OC Transpo will introduce a new EquiFare, a single-ride fare for low-income residents in 2018, complementing the EquiPass discounted monthly pass started in 2017.The new EquiFare will reduce bus fares by 50 per cent for low-income residents.
Draft Budget 2018 increases investments in affordable housing and programs to address homelessness and for social services providers, including:
- Increase in base funding for non-profit social service providers who receive Community Funding to a total $23.1 million
- 3 per cent increase for the Housing agencies for a total of $26.3 million
- Up to $30 million over three years, for the Homes for Good Initiative, funded by the provincial government to provide housing assistance and supports to achieve and maintain housing stability
- $47 million for a multi-year social housing retrofits program, with funding from federal and provincial governments
Draft Budget 2018 also includes additional funding from other levels of government, with $2.9 million for Early Years programming and approximately $7.3 million for increased access to affordable child care.
Draft Budget 2018 includes projects to improve the City’s sustainability, such as a $1 million project to reduce energy consumption at City facilities and $500,000 to improve the City’s green vehicle fleet initiatives.
Draft Budget 2018 includes an inflationary increase of 3 per cent to fund cultural agencies, which increases the annual investment to $11.3 million. Community recreation groups and outdoor rink operators will also receive a 3 per cent funding increase. An additional $150,000 will be dedicated to the Momentum Fund, bringing the annual investment to $300,000. The Ottawa Music Strategy will receive $100,000.
Public engagement and feedback are important elements in the budget process, helping the Mayor and Council guide and direct the investment of public funds. As part of the pre-budget consultation process, Councillors conducted information sessions from September to October – providing information on the municipal budget process to residents and gathering views on priorities for this budget.
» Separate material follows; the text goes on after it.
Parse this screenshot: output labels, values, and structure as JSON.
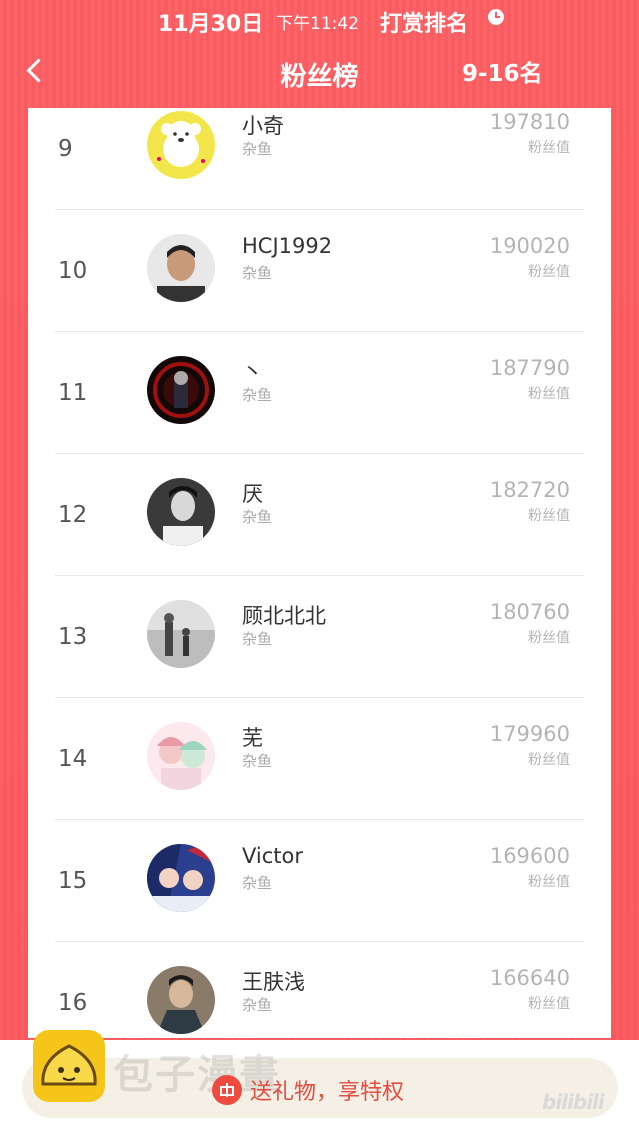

Following today’s tabling of the various documents that comprise the Draft Operating and Capital Budget, the proposed spending plan will be considered by all relevant Committees, then by full City Council on Wednesday, December 13.
- Register as a public delegation at a committee, board or commission budget review meeting.
Members of the public can make a five-minute presentation at meetings taking place between November 8 December 7. A list of upcoming meetings is available at ottawa.ca/budget.
- Contact your City Councillor
The public can still contact Councillors directly to express their views about Draft Budget 2018.
Tweet @ottawacity using hashtag #ottbudget
Call 3-1-1 (TTY: 613-580-2401). Rural residents call 613-580-2400.